(Records excerpted from a collection)
§ §

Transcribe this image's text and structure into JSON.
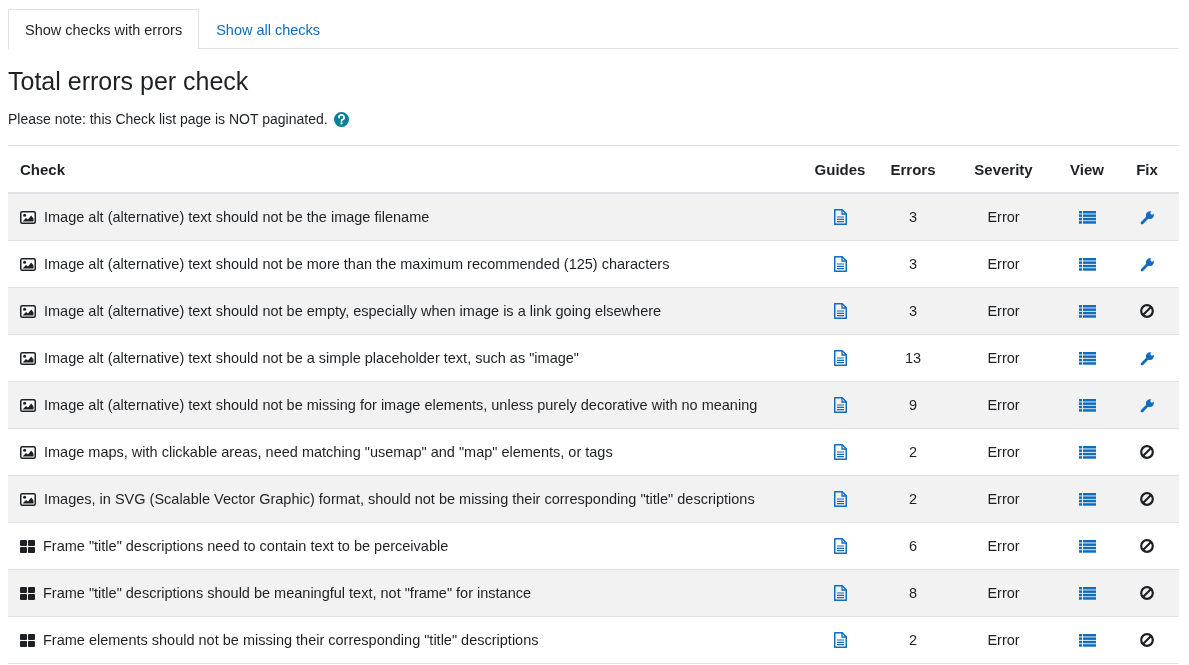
{
  "tabs": [
    {
      "label": "Show checks with errors",
      "selected": true
    },
    {
      "label": "Show all checks",
      "selected": false
    }
  ],
  "title": "Total errors per check",
  "note": "Please note: this Check list page is NOT paginated.",
  "table": {
    "columns": [
      "Check",
      "Guides",
      "Errors",
      "Severity",
      "View",
      "Fix"
    ],
    "rows": [
      {
        "kind": "image",
        "check": "Image alt (alternative) text should not be the image filename",
        "errors": "3",
        "severity": "Error",
        "fixable": true
      },
      {
        "kind": "image",
        "check": "Image alt (alternative) text should not be more than the maximum recommended (125) characters",
        "errors": "3",
        "severity": "Error",
        "fixable": true
      },
      {
        "kind": "image",
        "check": "Image alt (alternative) text should not be empty, especially when image is a link going elsewhere",
        "errors": "3",
        "severity": "Error",
        "fixable": false
      },
      {
        "kind": "image",
        "check": "Image alt (alternative) text should not be a simple placeholder text, such as \"image\"",
        "errors": "13",
        "severity": "Error",
        "fixable": true
      },
      {
        "kind": "image",
        "check": "Image alt (alternative) text should not be missing for image elements, unless purely decorative with no meaning",
        "errors": "9",
        "severity": "Error",
        "fixable": true
      },
      {
        "kind": "image",
        "check": "Image maps, with clickable areas, need matching \"usemap\" and \"map\" elements, or tags",
        "errors": "2",
        "severity": "Error",
        "fixable": false
      },
      {
        "kind": "image",
        "check": "Images, in SVG (Scalable Vector Graphic) format, should not be missing their corresponding \"title\" descriptions",
        "errors": "2",
        "severity": "Error",
        "fixable": false
      },
      {
        "kind": "frame",
        "check": "Frame \"title\" descriptions need to contain text to be perceivable",
        "errors": "6",
        "severity": "Error",
        "fixable": false
      },
      {
        "kind": "frame",
        "check": "Frame \"title\" descriptions should be meaningful text, not \"frame\" for instance",
        "errors": "8",
        "severity": "Error",
        "fixable": false
      },
      {
        "kind": "frame",
        "check": "Frame elements should not be missing their corresponding \"title\" descriptions",
        "errors": "2",
        "severity": "Error",
        "fixable": false
      }
    ]
  }
}
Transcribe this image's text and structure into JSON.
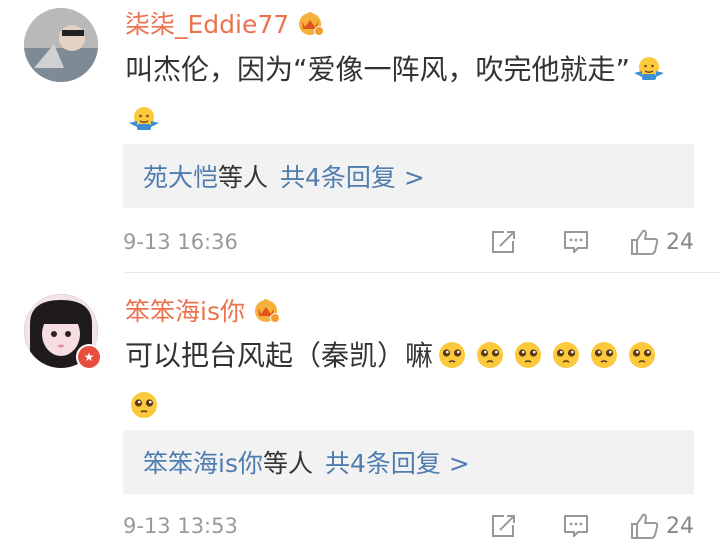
{
  "comments": [
    {
      "username": "柒柒_Eddie77",
      "text": "叫杰伦，因为“爱像一阵风，吹完他就走”",
      "emoji": "shrug-emoji",
      "reply_users": "苑大恺",
      "reply_suffix": "等人",
      "reply_count": "共4条回复 >",
      "time": "9-13 16:36",
      "likes": "24"
    },
    {
      "username": "笨笨海is你",
      "text": "可以把台风起（秦凯）嘛",
      "emoji": "pleading-emoji",
      "reply_users": "笨笨海is你",
      "reply_suffix": "等人",
      "reply_count": "共4条回复 >",
      "time": "9-13 13:53",
      "likes": "24"
    }
  ],
  "colors": {
    "username": "#eb7350",
    "link": "#507daf",
    "meta": "#999999",
    "reply_bg": "#f2f2f2",
    "crown": "#f6b13d"
  }
}
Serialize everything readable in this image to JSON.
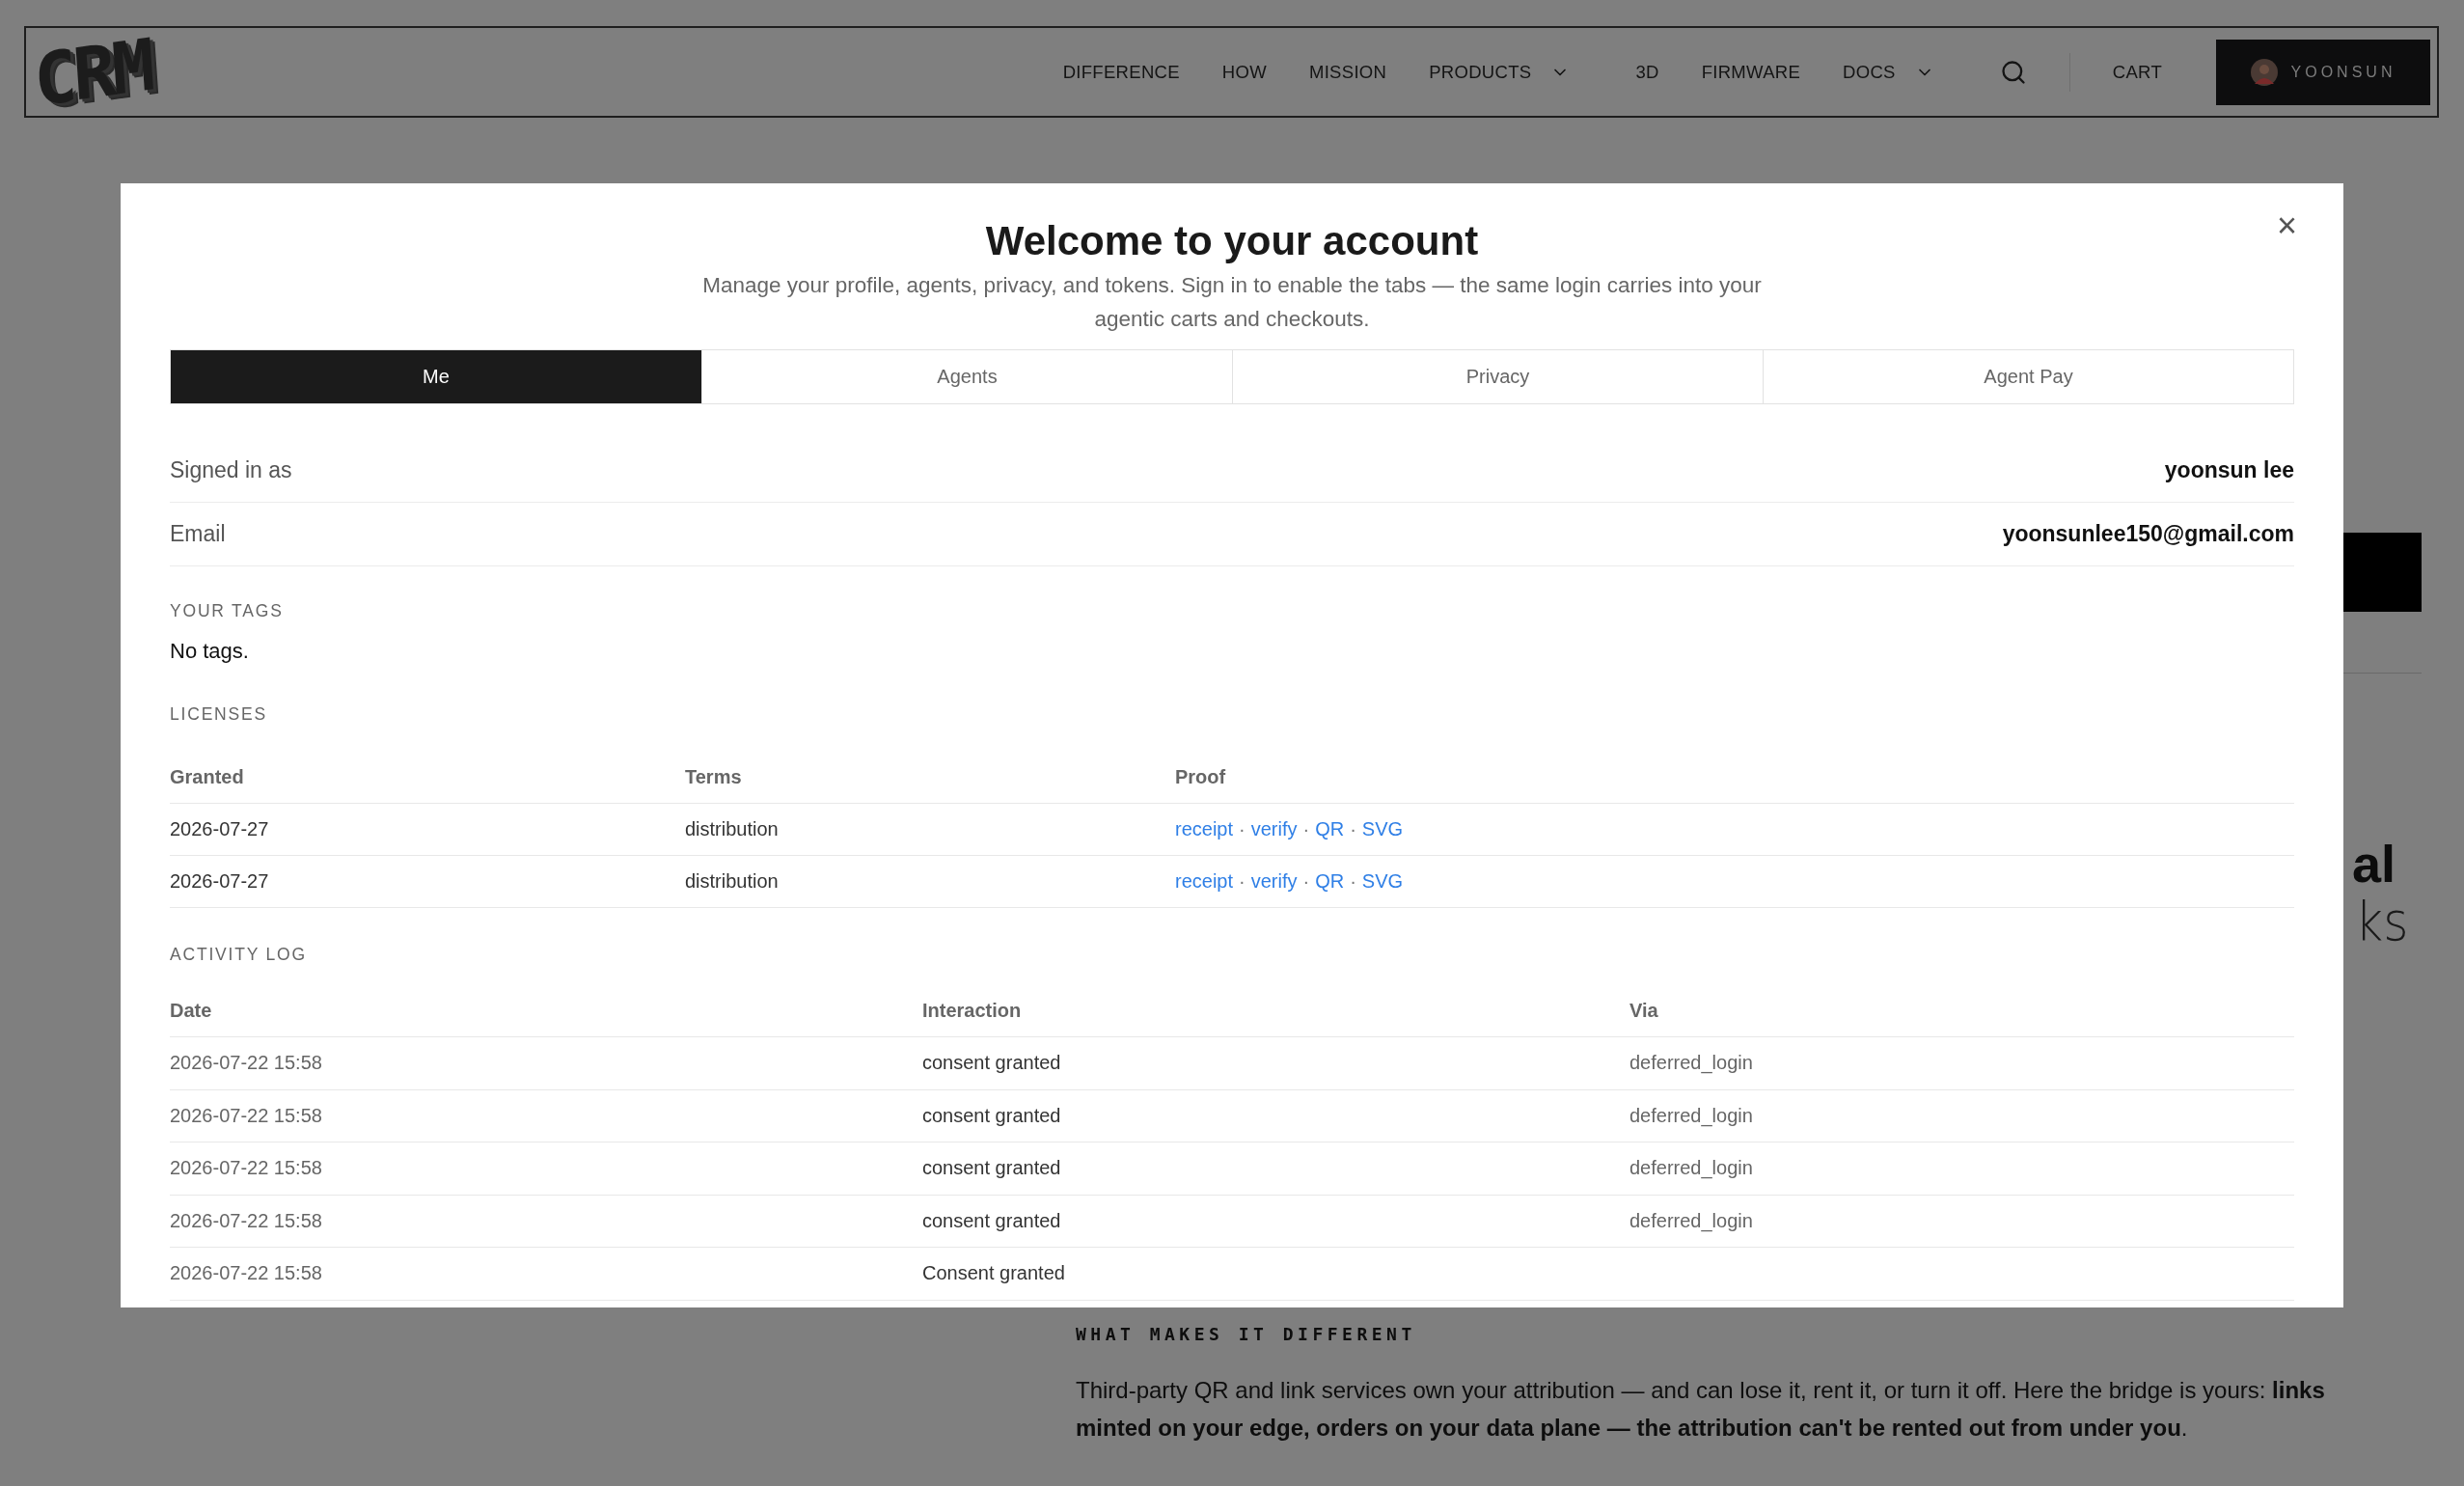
{
  "header": {
    "logo": "CRM",
    "nav": [
      {
        "label": "DIFFERENCE",
        "dropdown": false
      },
      {
        "label": "HOW",
        "dropdown": false
      },
      {
        "label": "MISSION",
        "dropdown": false
      },
      {
        "label": "PRODUCTS",
        "dropdown": true
      },
      {
        "label": "3D",
        "dropdown": false
      },
      {
        "label": "FIRMWARE",
        "dropdown": false
      },
      {
        "label": "DOCS",
        "dropdown": true
      }
    ],
    "cart": "CART",
    "user": "YOONSUN"
  },
  "background": {
    "heading_fragments": [
      "al",
      "ks"
    ],
    "section_label": "WHAT MAKES IT DIFFERENT",
    "paragraph": "Third-party QR and link services own your attribution — and can lose it, rent it, or turn it off. Here the bridge is yours: **links minted on your edge, orders on your data plane — the attribution can't be rented out from under you**."
  },
  "modal": {
    "title": "Welcome to your account",
    "subtitle": "Manage your profile, agents, privacy, and tokens. Sign in to enable the tabs — the same login carries into your agentic carts and checkouts.",
    "close": "×",
    "tabs": [
      {
        "label": "Me",
        "selected": true
      },
      {
        "label": "Agents",
        "selected": false
      },
      {
        "label": "Privacy",
        "selected": false
      },
      {
        "label": "Agent Pay",
        "selected": false
      }
    ],
    "fields": [
      {
        "label": "Signed in as",
        "value": "yoonsun lee"
      },
      {
        "label": "Email",
        "value": "yoonsunlee150@gmail.com"
      }
    ],
    "tags": {
      "heading": "YOUR TAGS",
      "empty": "No tags."
    },
    "licenses": {
      "heading": "LICENSES",
      "columns": [
        "Granted",
        "Terms",
        "Proof"
      ],
      "separator": "·",
      "rows": [
        {
          "granted": "2026-07-27",
          "terms": "distribution",
          "proof": [
            "receipt",
            "verify",
            "QR",
            "SVG"
          ]
        },
        {
          "granted": "2026-07-27",
          "terms": "distribution",
          "proof": [
            "receipt",
            "verify",
            "QR",
            "SVG"
          ]
        }
      ]
    },
    "activity": {
      "heading": "ACTIVITY LOG",
      "columns": [
        "Date",
        "Interaction",
        "Via"
      ],
      "rows": [
        {
          "date": "2026-07-22 15:58",
          "interaction": "consent granted",
          "via": "deferred_login"
        },
        {
          "date": "2026-07-22 15:58",
          "interaction": "consent granted",
          "via": "deferred_login"
        },
        {
          "date": "2026-07-22 15:58",
          "interaction": "consent granted",
          "via": "deferred_login"
        },
        {
          "date": "2026-07-22 15:58",
          "interaction": "consent granted",
          "via": "deferred_login"
        },
        {
          "date": "2026-07-22 15:58",
          "interaction": "Consent granted"
        }
      ]
    }
  }
}
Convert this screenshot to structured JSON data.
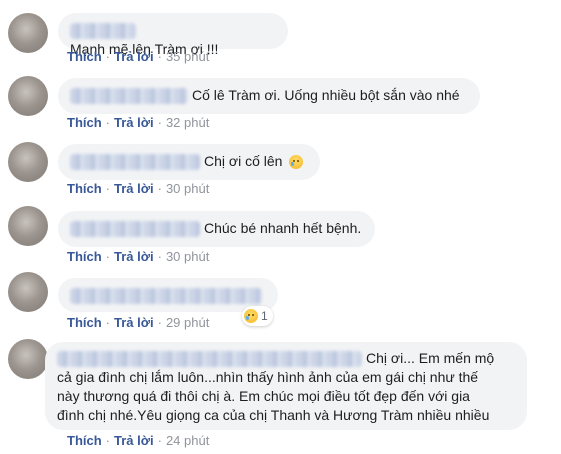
{
  "comments": [
    {
      "text": "Mạnh mẽ lên Tràm ơi !!!",
      "like": "Thích",
      "reply": "Trả lời",
      "time": "35 phút"
    },
    {
      "text": "Cố lê Tràm ơi. Uống nhiều bột sắn vào nhé",
      "like": "Thích",
      "reply": "Trả lời",
      "time": "32 phút"
    },
    {
      "text": "Chị ơi cố lên",
      "emoji": "crying-face-icon",
      "like": "Thích",
      "reply": "Trả lời",
      "time": "30 phút"
    },
    {
      "text": "Chúc bé nhanh hết bệnh.",
      "like": "Thích",
      "reply": "Trả lời",
      "time": "30 phút"
    },
    {
      "text": "",
      "like": "Thích",
      "reply": "Trả lời",
      "time": "29 phút",
      "reaction": {
        "icon": "sad-reaction-icon",
        "count": "1"
      }
    },
    {
      "lines": [
        "Chị ơi... Em mến mộ",
        "cả gia đình chị lắm luôn...nhìn thấy hình ảnh của em gái chị như thế",
        "này thương quá đi thôi chị à. Em chúc mọi điều tốt đẹp đến với gia",
        "đình chị nhé.Yêu giọng ca của chị Thanh và Hương Tràm nhiều nhiều"
      ],
      "like": "Thích",
      "reply": "Trả lời",
      "time": "24 phút"
    }
  ]
}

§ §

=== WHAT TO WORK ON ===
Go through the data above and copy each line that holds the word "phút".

=== SOLVED EXERCISE ===
      "time": "35 phút"
      "time": "32 phút"
      "time": "30 phút"
      "time": "30 phút"
      "time": "29 phút",
      "time": "24 phút"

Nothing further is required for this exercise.